As reported by Fox News, “there is no evidence immediate action was taken” regarding Major Brezler’s warning that Jan was someone deserving of at least a closer eye, if not outright increased security precautions. Still without anyone acting on the Major’s input, a few months later one of Jan’s “teen-aged boy assistants” who was also suspected of being one of his sexual abuse victims, opened fire on four Marines, killing three.
Staff Sergeant Scott Dickinson, Corporal Richard Rivera and Lance Corporal Greg Buckley, Jr. were all gunned down while lifting weights in a makeshift gym on base. Somehow, Staff Sgt. Cody Rhode suffered five gunshot wounds at close range and managed to survive.
Meanwhile, Marines aren’t the only ones getting the dirty end of the stick regarding “respecting Afghan cultural norms.” One Special Forces officer and a singular senior enlisted Special Forces soldier have seen their military careers derailed because they made the decision to stop the sexual slavery, at least the sexual slavery that was condoned on American military outposts.

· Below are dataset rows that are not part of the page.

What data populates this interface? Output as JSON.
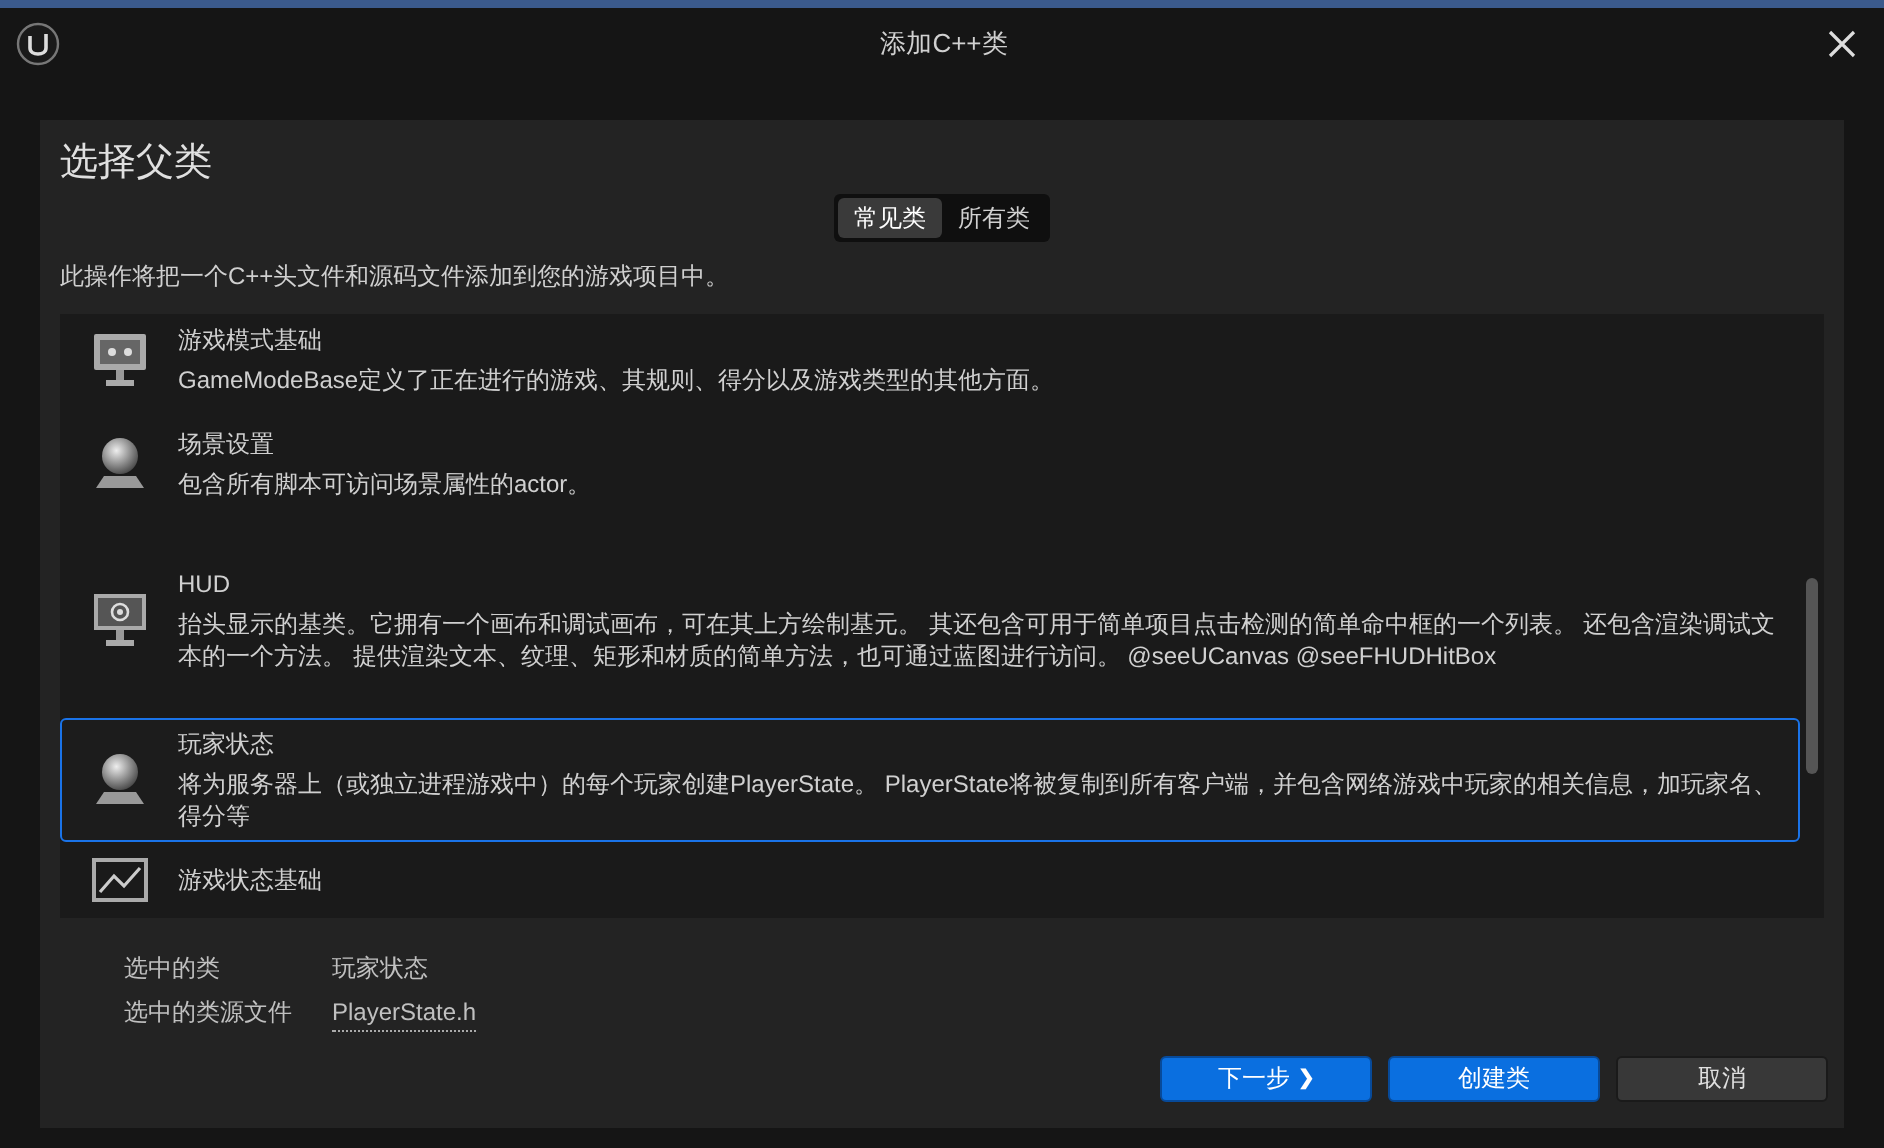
{
  "window": {
    "title": "添加C++类"
  },
  "heading": "选择父类",
  "tabs": [
    {
      "label": "常见类",
      "selected": true
    },
    {
      "label": "所有类",
      "selected": false
    }
  ],
  "intro": "此操作将把一个C++头文件和源码文件添加到您的游戏项目中。",
  "classes": [
    {
      "kind": "gamepad",
      "name": "游戏模式基础",
      "description": "GameModeBase定义了正在进行的游戏、其规则、得分以及游戏类型的其他方面。",
      "selected": false
    },
    {
      "kind": "sphere",
      "name": "场景设置",
      "description": "包含所有脚本可访问场景属性的actor。",
      "selected": false
    },
    {
      "kind": "target",
      "name": "HUD",
      "description": "抬头显示的基类。它拥有一个画布和调试画布，可在其上方绘制基元。 其还包含可用于简单项目点击检测的简单命中框的一个列表。 还包含渲染调试文本的一个方法。 提供渲染文本、纹理、矩形和材质的简单方法，也可通过蓝图进行访问。 @seeUCanvas @seeFHUDHitBox",
      "selected": false
    },
    {
      "kind": "sphere",
      "name": "玩家状态",
      "description": "将为服务器上（或独立进程游戏中）的每个玩家创建PlayerState。 PlayerState将被复制到所有客户端，并包含网络游戏中玩家的相关信息，加玩家名、得分等",
      "selected": true
    },
    {
      "kind": "chart",
      "name": "游戏状态基础",
      "selected": false
    }
  ],
  "summary": [
    {
      "label": "选中的类",
      "value": "玩家状态",
      "kind": "text"
    },
    {
      "label": "选中的类源文件",
      "value": "PlayerState.h",
      "kind": "link"
    }
  ],
  "buttons": [
    {
      "label": "下一步",
      "kind": "primary",
      "chevron": "❯"
    },
    {
      "label": "创建类",
      "kind": "primary"
    },
    {
      "label": "取消",
      "kind": "secondary"
    }
  ]
}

As noted by The New York Times during September of 2015, Dan Quinn, a former Special Forces captain gave quite the severe beat down to an American-backed militia commander for keeping a boy chained to his bed as a sex slave. Not alone, Sgt. First Class Charles Martland assisted the captain in administering the somewhat violent counseling session to the Afghan commander.
After the beating, the Army relieved Captain Quinn of his command and pulled him from Afghanistan. He has since left the military. The Army is also trying to forcibly retire Sgt. First Class Charles Martland for attempting to bring the sexual slavery to an end.
As previously published by Examiner.com, multiple specific sources ranging from the Wall Street Journal to the San Francisco Chronicle note there has been a long time move by the United States Government to look the other way at the self-admitted fact that both the oppression of women and pedophilia are part of “Afghan cultural norms.” Listed among the “taboo” subjects of conversation for American troops deployed to the Central Asian nation include;
- Any criticism of pedophilia
- Mentioning homosexuality and homosexual conduct
- Advocating women’s rights
- Anything related to Islam
As also cited, Joel Brinkley of the San Francisco Chronicle wrote in his August, 2010 article titled “Afghanistan’s dirty little secret”:
- Too often, soldiers on patrol passed an older man walking hand-in-hand with a pretty young boy. Their behavior suggested he was not the boy’s father.
- Then, British soldiers found that young Afghan men were actually trying to ‘touch and fondle them.’
- For centuries, Afghan men have taken boys, roughly 9 to 15 years old, as lovers.
- Some research suggests that half the Pashtun tribal members in Kandahar and other southern towns are ‘bacha baz’, the term for an older man with a boy lover.
- Literally it means ‘boy player.’ The men like to boast about it.